Computer graphics also enhanced the possibilities offered by television and cinema, forging a new point on the Mixed Reality Scale. I refer to the Augmented Virtuality (AV) approach, which uses mainly digital graphics with some real elements superimposed. For example, a newsreader reporting from a virtual studio environment is one common application. I position AV one step closer towards The Virtual to reflect the ratio of real to virtual elements:

An Augmented Virtuality, the ITV newscasters sit at a real table in a virtual studio
An Augmented Virtuality, the ITV newscasters sit at a real table in a virtual studio

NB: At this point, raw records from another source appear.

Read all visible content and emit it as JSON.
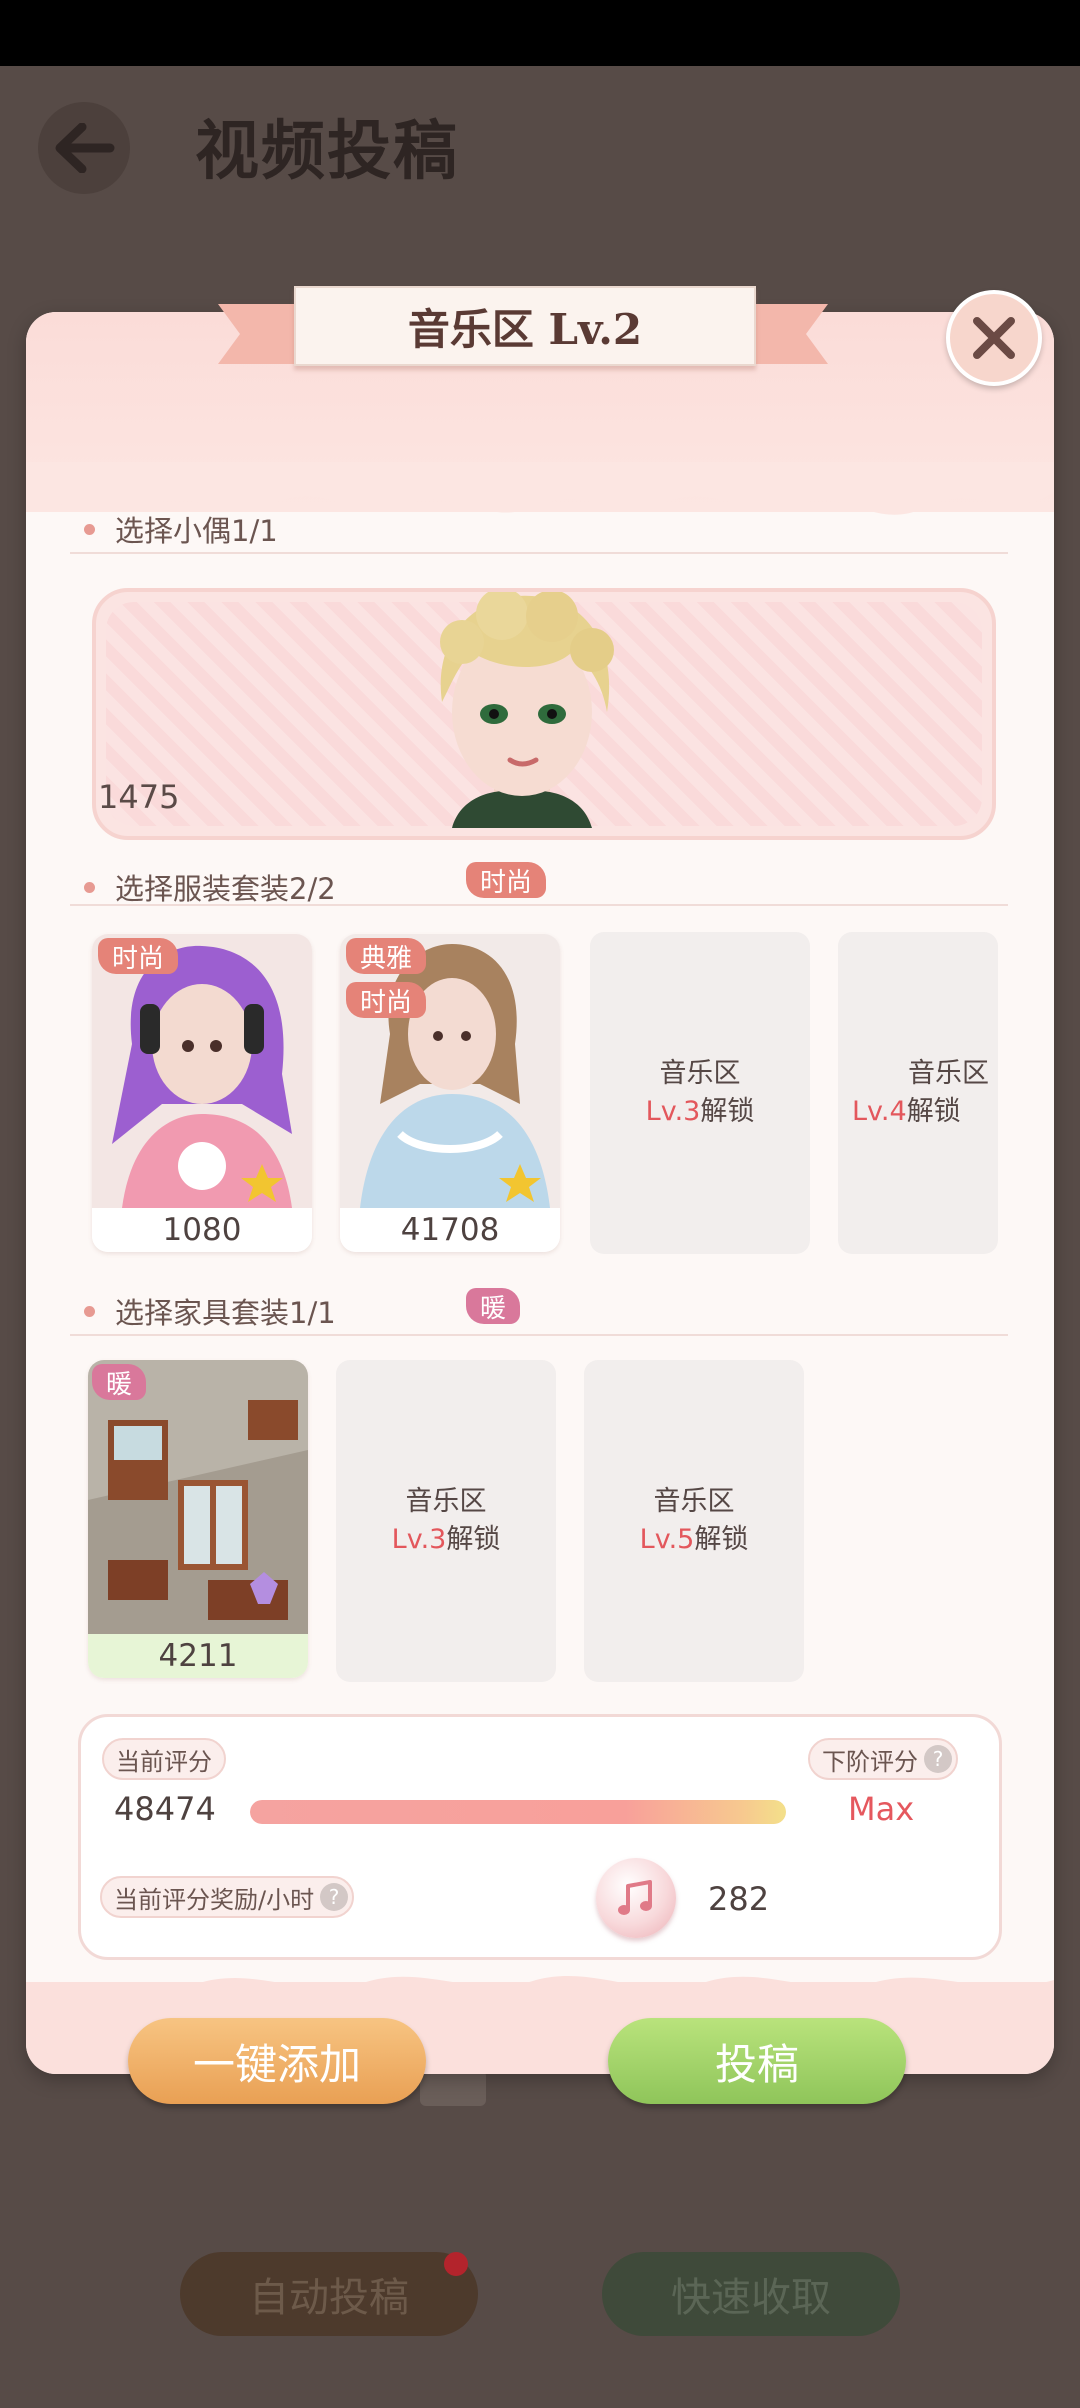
{
  "page": {
    "title": "视频投稿"
  },
  "dialog": {
    "title": "音乐区 Lv.2",
    "sections": {
      "character": {
        "label": "选择小偶1/1",
        "score": "1475"
      },
      "outfit": {
        "label": "选择服装套装2/2",
        "tag": "时尚",
        "cards": [
          {
            "tags": [
              "时尚"
            ],
            "score": "1080"
          },
          {
            "tags": [
              "典雅",
              "时尚"
            ],
            "score": "41708"
          }
        ],
        "locked": [
          {
            "zone": "音乐区",
            "level": "Lv.3",
            "suffix": "解锁"
          },
          {
            "zone": "音乐区",
            "level": "Lv.4",
            "suffix": "解锁"
          }
        ]
      },
      "furniture": {
        "label": "选择家具套装1/1",
        "tag": "暖",
        "cards": [
          {
            "tags": [
              "暖"
            ],
            "score": "4211"
          }
        ],
        "locked": [
          {
            "zone": "音乐区",
            "level": "Lv.3",
            "suffix": "解锁"
          },
          {
            "zone": "音乐区",
            "level": "Lv.5",
            "suffix": "解锁"
          }
        ]
      }
    },
    "score": {
      "current_label": "当前评分",
      "current_value": "48474",
      "next_label": "下阶评分",
      "next_value": "Max",
      "progress": 1.0,
      "reward_label": "当前评分奖励/小时",
      "reward_value": "282",
      "help_icon": "?"
    },
    "buttons": {
      "add": "一键添加",
      "submit": "投稿"
    }
  },
  "background_buttons": {
    "auto": "自动投稿",
    "quick": "快速收取"
  },
  "colors": {
    "accent_red": "#e5585e",
    "tag_red": "#e58378",
    "tag_pink": "#d9789b",
    "btn_orange": "#e9a054",
    "btn_green": "#8fc55a"
  }
}
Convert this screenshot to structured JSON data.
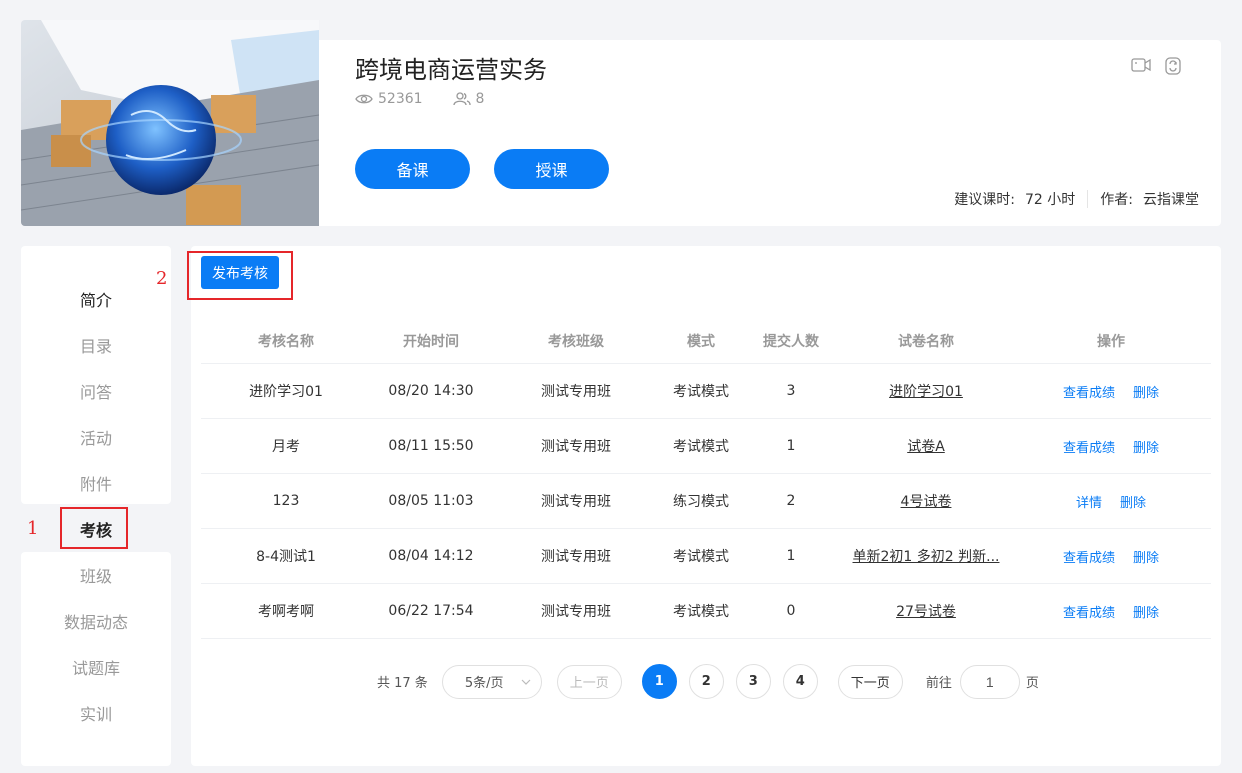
{
  "course": {
    "title": "跨境电商运营实务",
    "views": "52361",
    "members": "8",
    "prepare_label": "备课",
    "teach_label": "授课",
    "hours_label": "建议课时:",
    "hours_value": "72 小时",
    "author_label": "作者:",
    "author_value": "云指课堂"
  },
  "icons": {
    "eye": "eye-icon",
    "users": "users-icon",
    "video": "video-icon",
    "share": "share-icon"
  },
  "sidebar": {
    "items": [
      {
        "label": "简介"
      },
      {
        "label": "目录"
      },
      {
        "label": "问答"
      },
      {
        "label": "活动"
      },
      {
        "label": "附件"
      },
      {
        "label": "考核"
      },
      {
        "label": "班级"
      },
      {
        "label": "数据动态"
      },
      {
        "label": "试题库"
      },
      {
        "label": "实训"
      }
    ],
    "active": "考核"
  },
  "annotations": {
    "one": "1",
    "two": "2"
  },
  "main": {
    "publish_label": "发布考核",
    "columns": [
      "考核名称",
      "开始时间",
      "考核班级",
      "模式",
      "提交人数",
      "试卷名称",
      "操作"
    ],
    "rows": [
      {
        "name": "进阶学习01",
        "start": "08/20 14:30",
        "class": "测试专用班",
        "mode": "考试模式",
        "count": "3",
        "paper": "进阶学习01",
        "op1": "查看成绩",
        "op2": "删除"
      },
      {
        "name": "月考",
        "start": "08/11 15:50",
        "class": "测试专用班",
        "mode": "考试模式",
        "count": "1",
        "paper": "试卷A",
        "op1": "查看成绩",
        "op2": "删除"
      },
      {
        "name": "123",
        "start": "08/05 11:03",
        "class": "测试专用班",
        "mode": "练习模式",
        "count": "2",
        "paper": "4号试卷",
        "op1": "详情",
        "op2": "删除"
      },
      {
        "name": "8-4测试1",
        "start": "08/04 14:12",
        "class": "测试专用班",
        "mode": "考试模式",
        "count": "1",
        "paper": "单新2初1 多初2 判新...",
        "op1": "查看成绩",
        "op2": "删除"
      },
      {
        "name": "考啊考啊",
        "start": "06/22 17:54",
        "class": "测试专用班",
        "mode": "考试模式",
        "count": "0",
        "paper": "27号试卷",
        "op1": "查看成绩",
        "op2": "删除"
      }
    ]
  },
  "pagination": {
    "total_text": "共 17 条",
    "page_size": "5条/页",
    "prev": "上一页",
    "pages": [
      "1",
      "2",
      "3",
      "4"
    ],
    "current": "1",
    "next": "下一页",
    "goto_label": "前往",
    "goto_value": "1",
    "page_suffix": "页"
  },
  "colors": {
    "primary": "#0a7cf5",
    "highlight": "#e5262a"
  }
}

There is an expansive realm between AV and VR technologies, media which offer the user wholly virtual constructions that hold potential for immersion and interactivity. I refer to the media of video games and desktop computers. Here the user manipulates visually depicted information for a purpose. These media are diametrically opposed to their counterpart on my scale, the cinema and television, because they are windows this time into a virtual world, actively encouraging (rather than denying) user interactivity to perform their function. Though operating in virtuality, the user remains grounded in The Real due to apparatus constraints.

Now, further technological advancements allow the fusion of real and virtual elements in ways not previously possible. Having traversed our way from The Real to The Virtual, we have now begun to make our way back. We are making a return to Augmented Reality, taking with us the knowledge to manipulate wholly virtual 3D objects and the computing power to integrate digital information into live, real world imagery. AR is deservedly close to The Real on my scale, because it requires physicality to function. This exciting new medium has the potential to change the way we perceive our world, forging a closer integration between our two binary worlds. It is this potential as an exciting and entirely new medium that has driven me to carry out the following work.

To begin, I address the science behind AR and its current applications. Next, I exploit an industry connection to inform a discussion of AR’s development as an entertainment medium. Then, I construct a methodology for analysis from previous academic thought on emergent technologies, whilst addressing the problems of doing so. I use this methodology to locate AR in its wider technologic, academic, social and economic context. This discussion opens ground for a deeper analysis of AR’s potential socio-cultural impact, which makes use of theories of media and communication and spatial enquiry. I conclude with a final critique that holds implications for the further analysis of Mixed Reality technology.

An Opus to AR – It Begins

Here it goes. The first entry of my grand opus on Augmented Reality, and why I think it will be the most impacting new media form we have had since the rise of the Internet. I will serialise a total of 10,000 words, hyperlinked where appropriate, and with illustrations where possible. The title of this work is as follows:

Assessing an Augmented Future: What is Augmented Reality, What are its Potential Applications in the Entertainment Industry, and What Will its Emergence Mean for the User in Society?

Series Order:

  1. Contents
  2. Abstract
  3. Introduction
  4. What is AR and what is it capable of?
  5. Gameware: A Case Study in AR Development
  6. Constructing a methodology
  7. Reverse Engineering: Locating AR within its wider context
    1. Virtual Reality
    2. The Internet
    3. Mobile Telephone
    4. Summary
  8. Deconstructing AR: assessing it’s socio-cultural impact
    1. Applying McLuhan
    2. Applying Baudrillard
    3. Applying Benjamin
  9. Conclusion
  10. Bibliography
    1. References
    2. Further Reading

Please stick with me, I plan to release each element over a the next few weeks beginning today with Part 2, my research abstract. Grab an RSS feed and please chip in with your contributions.